When I was working as our church’s ecumenical and interfaith officer, I would frequently hear myself saying that the single most important issue to transect all of my files was that of racism. It didn’t matter what the file, racism would be woven in somewhere or everywhere. That was in my day job. At the same time, I would hear myself saying that climate change was the single most important issue of our time, and for our planet, with nothing else coming even remotely close. Moreover, it is often the case that climate change and climate extremes affect racialized communities the hardest. For example, as the permafrost turns to swamp, the Inuit suffer most as a result. As the desertification of Africa proceeds apace, migrants forced off their their ancestral lands are often marked by the colour of their skin or other us-them signs for exclusion, expulsion or other wholesale inhumanity.
By coincidence, the other day, on the CBC, I saw an interview with the UBC’s Prof. George Hoberg. I pretty much agree with his assessment of the various party positions vis-a-vis climate change and what each one proposes to do about it. Check out his analysis. Fair? Fair. For further reading, consider Stewart Elgie’s work in environmental and economic sustainability at the so-called Smart Prosperity Institute. Fascinating read.
Anyway, while my discomfort with the Liberals had me hemming and hawing, the straw which broke this camel’s back was that of Mr. Trudeau’s astonishingly inept handling of the SNC-Lavelin affair and his cutting adrift Ms. Jody Wilson-Raybould and Ms. Jane Philpott amidst great wafts of stench and ooze of sleaze. I’d had enough.
The Liberal government had shown great tactical intelligence in handling the Nafta talks. I never understood why the SNC-Lavelin file should have proved so daunting and gone so completely off the rails. My suspicion is that it was one person’s hubris. Note, this was all before the blackface scandal which made me queasy all over again.

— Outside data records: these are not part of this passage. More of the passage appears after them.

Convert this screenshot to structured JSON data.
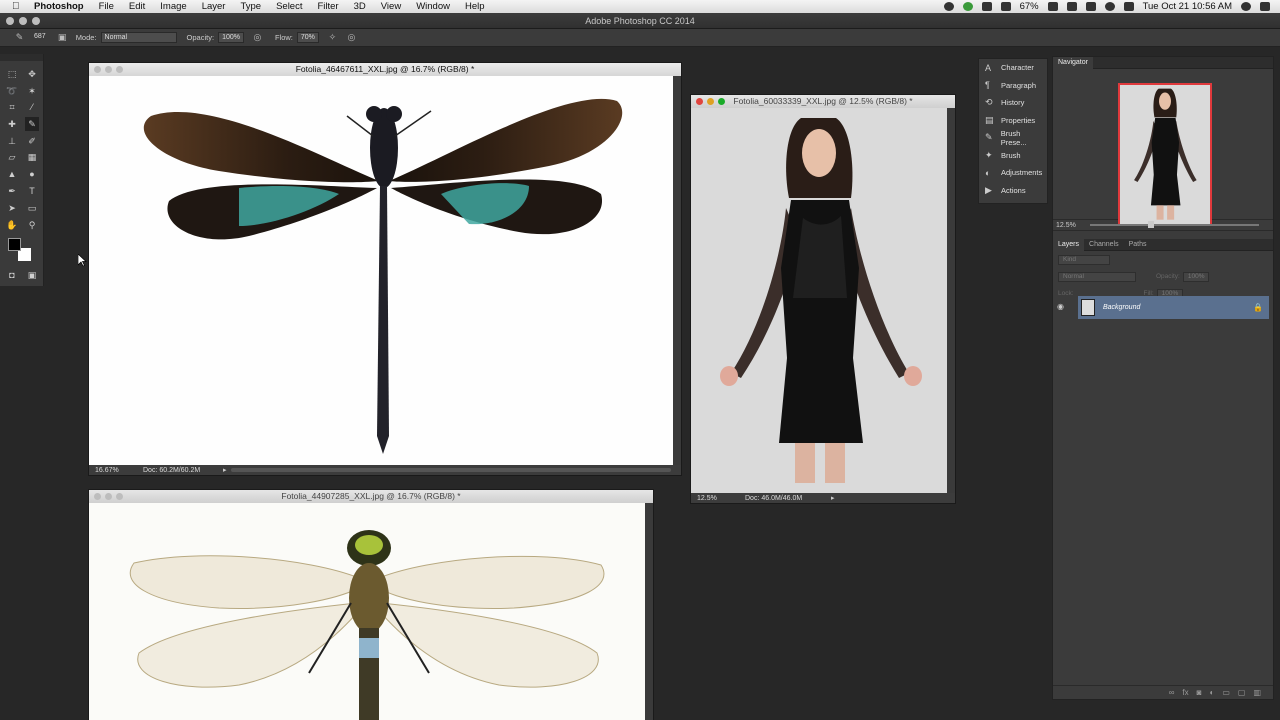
{
  "menubar": {
    "app": "Photoshop",
    "items": [
      "File",
      "Edit",
      "Image",
      "Layer",
      "Type",
      "Select",
      "Filter",
      "3D",
      "View",
      "Window",
      "Help"
    ],
    "battery": "67%",
    "clock": "Tue Oct 21  10:56 AM"
  },
  "app_title": "Adobe Photoshop CC 2014",
  "options_bar": {
    "brush_size": "687",
    "mode_label": "Mode:",
    "mode_value": "Normal",
    "opacity_label": "Opacity:",
    "opacity_value": "100%",
    "flow_label": "Flow:",
    "flow_value": "70%"
  },
  "documents": {
    "doc1": {
      "title": "Fotolia_46467611_XXL.jpg @ 16.7% (RGB/8) *",
      "zoom": "16.67%",
      "docsize": "Doc: 60.2M/60.2M"
    },
    "doc2": {
      "title": "Fotolia_60033339_XXL.jpg @ 12.5% (RGB/8) *",
      "zoom": "12.5%",
      "docsize": "Doc: 46.0M/46.0M"
    },
    "doc3": {
      "title": "Fotolia_44907285_XXL.jpg @ 16.7% (RGB/8) *"
    }
  },
  "panel_strip": [
    {
      "icon": "character-icon",
      "glyph": "A",
      "label": "Character"
    },
    {
      "icon": "paragraph-icon",
      "glyph": "¶",
      "label": "Paragraph"
    },
    {
      "icon": "history-icon",
      "glyph": "⟲",
      "label": "History"
    },
    {
      "icon": "properties-icon",
      "glyph": "▤",
      "label": "Properties"
    },
    {
      "icon": "brush-presets-icon",
      "glyph": "✎",
      "label": "Brush Prese..."
    },
    {
      "icon": "brush-icon",
      "glyph": "✦",
      "label": "Brush"
    },
    {
      "icon": "adjustments-icon",
      "glyph": "◐",
      "label": "Adjustments"
    },
    {
      "icon": "actions-icon",
      "glyph": "▶",
      "label": "Actions"
    }
  ],
  "navigator": {
    "tab": "Navigator",
    "zoom": "12.5%"
  },
  "layers_panel": {
    "tabs": [
      "Layers",
      "Channels",
      "Paths"
    ],
    "filter": "Kind",
    "blend": "Normal",
    "opacity_label": "Opacity:",
    "opacity_value": "100%",
    "lock_label": "Lock:",
    "fill_label": "Fill:",
    "fill_value": "100%",
    "layer_name": "Background"
  },
  "colors": {
    "accent": "#5a708f",
    "navigator_box": "#e0393c"
  }
}
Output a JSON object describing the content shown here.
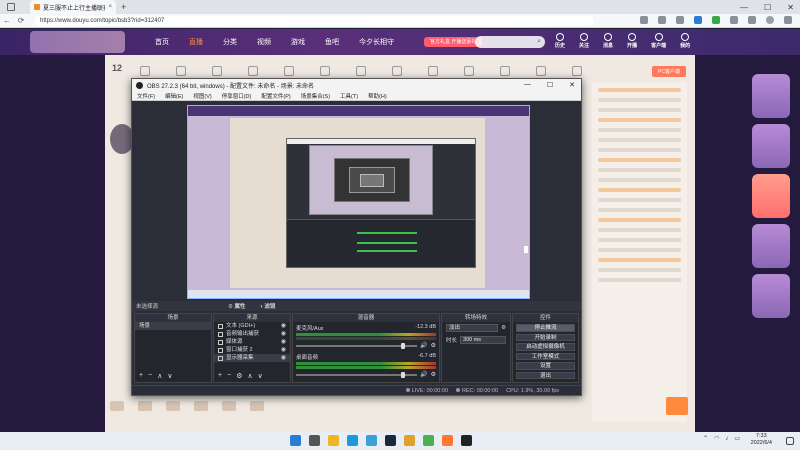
{
  "browser": {
    "tab_title": "夏三服不止上行主播联赛",
    "tab_close": "×",
    "new_tab": "+",
    "url": "https://www.douyu.com/topic/bsb3?rid=312407",
    "window_controls": [
      "—",
      "☐",
      "✕"
    ],
    "nav": [
      "←",
      "⟳"
    ]
  },
  "site": {
    "nav_items": [
      "首页",
      "直播",
      "分类",
      "视频",
      "游戏",
      "鱼吧",
      "今夕长相守"
    ],
    "active_index": 1,
    "promo_label": "官方礼盒\n开播送豪礼",
    "header_icons": [
      "历史",
      "关注",
      "消息",
      "开播",
      "客户端",
      "我的"
    ],
    "date": "12",
    "pink_button": "PC客户端"
  },
  "obs": {
    "title": "OBS 27.2.3 (64 bit, windows) - 配置文件: 未命名 - 场景: 未命名",
    "menu": [
      "文件(F)",
      "编辑(E)",
      "视图(V)",
      "停靠窗口(D)",
      "配置文件(P)",
      "场景集合(S)",
      "工具(T)",
      "帮助(H)"
    ],
    "window_controls": [
      "—",
      "☐",
      "✕"
    ],
    "props_bar": {
      "no_source": "未选择源",
      "properties": "属性",
      "filters": "滤镜"
    },
    "scenes": {
      "header": "场景",
      "items": [
        "场景"
      ]
    },
    "sources": {
      "header": "来源",
      "items": [
        "文本 (GDI+)",
        "音频输出捕获",
        "媒体源",
        "窗口捕获 2",
        "显示器采集"
      ]
    },
    "mixer": {
      "header": "混音器",
      "channels": [
        {
          "name": "麦克风/Aux",
          "db": "-12.3 dB"
        },
        {
          "name": "桌面音频",
          "db": "-6.7 dB"
        }
      ]
    },
    "transitions": {
      "header": "转场特效",
      "type": "淡出",
      "duration_label": "时长",
      "duration": "300 ms"
    },
    "controls": {
      "header": "控件",
      "buttons": [
        "停止推流",
        "开始录制",
        "启动虚拟摄像机",
        "工作室模式",
        "设置",
        "退出"
      ]
    },
    "status": {
      "live_label": "LIVE:",
      "live_time": "00:00:00",
      "rec_label": "REC:",
      "rec_time": "00:00:00",
      "cpu": "CPU: 1.9%, 30.00 fps"
    },
    "dock_buttons": [
      "+",
      "−",
      "∧",
      "∨"
    ],
    "source_buttons": [
      "+",
      "−",
      "⚙",
      "∧",
      "∨"
    ]
  },
  "taskbar": {
    "time": "7:33",
    "date": "2022/6/4",
    "apps": [
      {
        "name": "start-icon",
        "color": "#2b7cd3"
      },
      {
        "name": "search-icon",
        "color": "#555555"
      },
      {
        "name": "file-explorer-icon",
        "color": "#f0b429"
      },
      {
        "name": "edge-icon",
        "color": "#1c9bd8"
      },
      {
        "name": "media-icon",
        "color": "#3aa0d8"
      },
      {
        "name": "steam-icon",
        "color": "#1b2838"
      },
      {
        "name": "mail-icon",
        "color": "#e0a22a"
      },
      {
        "name": "game-icon",
        "color": "#4caf50"
      },
      {
        "name": "douyu-icon",
        "color": "#ff7a30"
      },
      {
        "name": "obs-icon",
        "color": "#222222"
      }
    ]
  }
}
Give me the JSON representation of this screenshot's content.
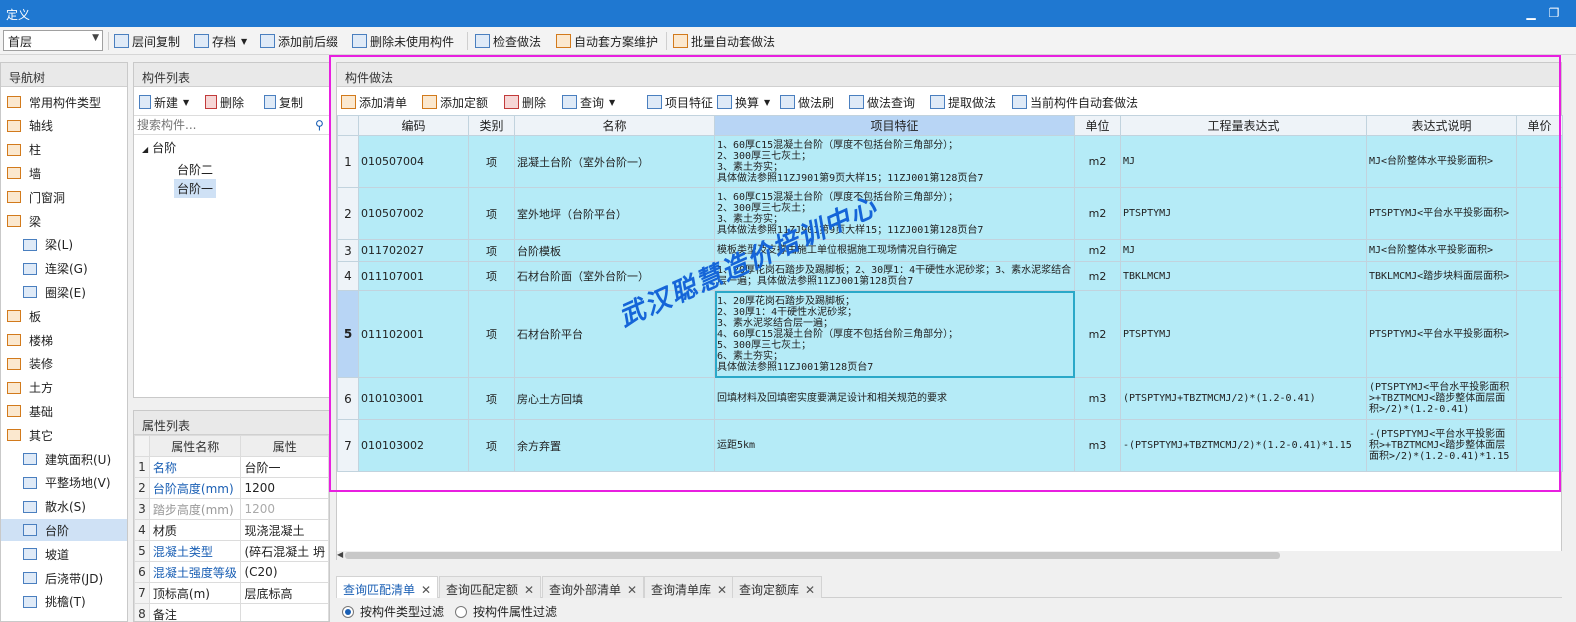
{
  "window": {
    "title": "定义"
  },
  "toolbar": {
    "floor": "首层",
    "buttons": [
      "层间复制",
      "存档",
      "添加前后缀",
      "删除未使用构件",
      "检查做法",
      "自动套方案维护",
      "批量自动套做法"
    ]
  },
  "nav": {
    "title": "导航树",
    "items": [
      {
        "label": "常用构件类型",
        "level": "top"
      },
      {
        "label": "轴线",
        "level": "top"
      },
      {
        "label": "柱",
        "level": "top"
      },
      {
        "label": "墙",
        "level": "top"
      },
      {
        "label": "门窗洞",
        "level": "top"
      },
      {
        "label": "梁",
        "level": "top"
      },
      {
        "label": "梁(L)",
        "level": "sub"
      },
      {
        "label": "连梁(G)",
        "level": "sub"
      },
      {
        "label": "圈梁(E)",
        "level": "sub"
      },
      {
        "label": "板",
        "level": "top"
      },
      {
        "label": "楼梯",
        "level": "top"
      },
      {
        "label": "装修",
        "level": "top"
      },
      {
        "label": "土方",
        "level": "top"
      },
      {
        "label": "基础",
        "level": "top"
      },
      {
        "label": "其它",
        "level": "top"
      },
      {
        "label": "建筑面积(U)",
        "level": "sub"
      },
      {
        "label": "平整场地(V)",
        "level": "sub"
      },
      {
        "label": "散水(S)",
        "level": "sub"
      },
      {
        "label": "台阶",
        "level": "sub"
      },
      {
        "label": "坡道",
        "level": "sub"
      },
      {
        "label": "后浇带(JD)",
        "level": "sub"
      },
      {
        "label": "挑檐(T)",
        "level": "sub"
      }
    ]
  },
  "component_list": {
    "title": "构件列表",
    "new_label": "新建",
    "delete_label": "删除",
    "copy_label": "复制",
    "search_placeholder": "搜索构件...",
    "tree_root": "台阶",
    "tree_children": [
      "台阶二",
      "台阶一"
    ]
  },
  "props": {
    "title": "属性列表",
    "header_name": "属性名称",
    "header_value": "属性",
    "rows": [
      {
        "n": "1",
        "name": "名称",
        "value": "台阶一"
      },
      {
        "n": "2",
        "name": "台阶高度(mm)",
        "value": "1200"
      },
      {
        "n": "3",
        "name": "踏步高度(mm)",
        "value": "1200"
      },
      {
        "n": "4",
        "name": "材质",
        "value": "现浇混凝土"
      },
      {
        "n": "5",
        "name": "混凝土类型",
        "value": "(碎石混凝土 坍"
      },
      {
        "n": "6",
        "name": "混凝土强度等级",
        "value": "(C20)"
      },
      {
        "n": "7",
        "name": "顶标高(m)",
        "value": "层底标高"
      },
      {
        "n": "8",
        "name": "备注",
        "value": ""
      }
    ]
  },
  "method": {
    "title": "构件做法",
    "toolbar": [
      "添加清单",
      "添加定额",
      "删除",
      "查询",
      "项目特征",
      "换算",
      "做法刷",
      "做法查询",
      "提取做法",
      "当前构件自动套做法"
    ],
    "headers": [
      "编码",
      "类别",
      "名称",
      "项目特征",
      "单位",
      "工程量表达式",
      "表达式说明",
      "单价"
    ],
    "rows": [
      {
        "n": "1",
        "code": "010507004",
        "type": "项",
        "name": "混凝土台阶（室外台阶一）",
        "feature": "1、60厚C15混凝土台阶（厚度不包括台阶三角部分）；\n2、300厚三七灰土；\n3、素土夯实；\n具体做法参照11ZJ901第9页大样15；11ZJ001第128页台7",
        "unit": "m2",
        "expr": "MJ",
        "desc": "MJ<台阶整体水平投影面积>"
      },
      {
        "n": "2",
        "code": "010507002",
        "type": "项",
        "name": "室外地坪（台阶平台）",
        "feature": "1、60厚C15混凝土台阶（厚度不包括台阶三角部分）；\n2、300厚三七灰土；\n3、素土夯实；\n具体做法参照11ZJ901第9页大样15；11ZJ001第128页台7",
        "unit": "m2",
        "expr": "PTSPTYMJ",
        "desc": "PTSPTYMJ<平台水平投影面积>"
      },
      {
        "n": "3",
        "code": "011702027",
        "type": "项",
        "name": "台阶模板",
        "feature": "模板类型及支撑由施工单位根据施工现场情况自行确定",
        "unit": "m2",
        "expr": "MJ",
        "desc": "MJ<台阶整体水平投影面积>"
      },
      {
        "n": "4",
        "code": "011107001",
        "type": "项",
        "name": "石材台阶面（室外台阶一）",
        "feature": "1、20厚花岗石踏步及踢脚板；2、30厚1：4干硬性水泥砂浆；3、素水泥浆结合层一遍；具体做法参照11ZJ001第128页台7",
        "unit": "m2",
        "expr": "TBKLMCMJ",
        "desc": "TBKLMCMJ<踏步块料面层面积>"
      },
      {
        "n": "5",
        "code": "011102001",
        "type": "项",
        "name": "石材台阶平台",
        "feature": "1、20厚花岗石踏步及踢脚板；\n2、30厚1：4干硬性水泥砂浆；\n3、素水泥浆结合层一遍；\n4、60厚C15混凝土台阶（厚度不包括台阶三角部分）；\n5、300厚三七灰土；\n6、素土夯实；\n具体做法参照11ZJ001第128页台7",
        "unit": "m2",
        "expr": "PTSPTYMJ",
        "desc": "PTSPTYMJ<平台水平投影面积>"
      },
      {
        "n": "6",
        "code": "010103001",
        "type": "项",
        "name": "房心土方回填",
        "feature": "回填材料及回填密实度要满足设计和相关规范的要求",
        "unit": "m3",
        "expr": "(PTSPTYMJ+TBZTMCMJ/2)*(1.2-0.41)",
        "desc": "(PTSPTYMJ<平台水平投影面积>+TBZTMCMJ<踏步整体面层面积>/2)*(1.2-0.41)"
      },
      {
        "n": "7",
        "code": "010103002",
        "type": "项",
        "name": "余方弃置",
        "feature": "运距5km",
        "unit": "m3",
        "expr": "-(PTSPTYMJ+TBZTMCMJ/2)*(1.2-0.41)*1.15",
        "desc": "-(PTSPTYMJ<平台水平投影面积>+TBZTMCMJ<踏步整体面层面积>/2)*(1.2-0.41)*1.15"
      }
    ]
  },
  "bottom_tabs": [
    "查询匹配清单",
    "查询匹配定额",
    "查询外部清单",
    "查询清单库",
    "查询定额库"
  ],
  "filters": [
    "按构件类型过滤",
    "按构件属性过滤"
  ],
  "watermark": "武汉聪慧造价培训中心"
}
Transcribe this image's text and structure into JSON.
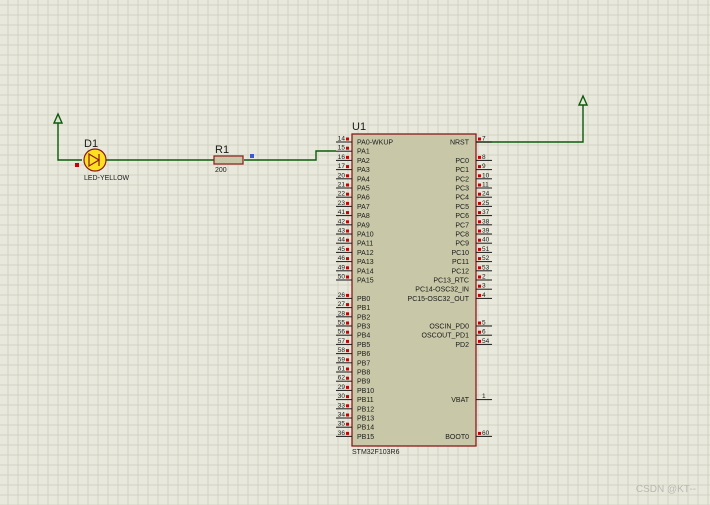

So I made the calls, said some goodbyes, and joined the Greens. Federal and provincial. My reasoning, imperfect as it may be, is this: none of the political parties of our day suits me entirely. Where are the Teals when we need them? My choice is simply based on the belief that the climate change file trumps all others and Ms. May is the best communicator and proponent for action. I miss the teal days of Lewis, Kierans and Camp on Peter Gzowski’s Morningside.
I think it fair to say that, of all of the leaders, Ms. May has the best grasp of issues and the greatest depth of understanding relative to the climate change file. She is by far the most informed on her feet. To be clear, I have absolutely no illusions about the Greens coming to power anytime soon. I do think, however, that they’d make the best partner for a minority Liberal government. Right now, the Norwegian Poling Gnomes are predicting a minority—maybe even majority—Liberal government but we still have four weeks to go, swamps to traverse and mud to fling.
So here we are. The teal of my world is a little greener than I might have predicted four years ago. And I’m a little annoyed. Discomfited. Grumpy. OK, angry! And while I’m not always sure there’s a lot of cause for optimism, I believe I’m called to hope and to participate in those mechanisms which advance some reason for hope. So…
I gotta get the sign up.
André Lavergne — writing from a settler-descendant’s home on the traditional lands of the Neutral, Anishnaabe, and Haudenosaunee peoples on the Haldimand Tract (1784).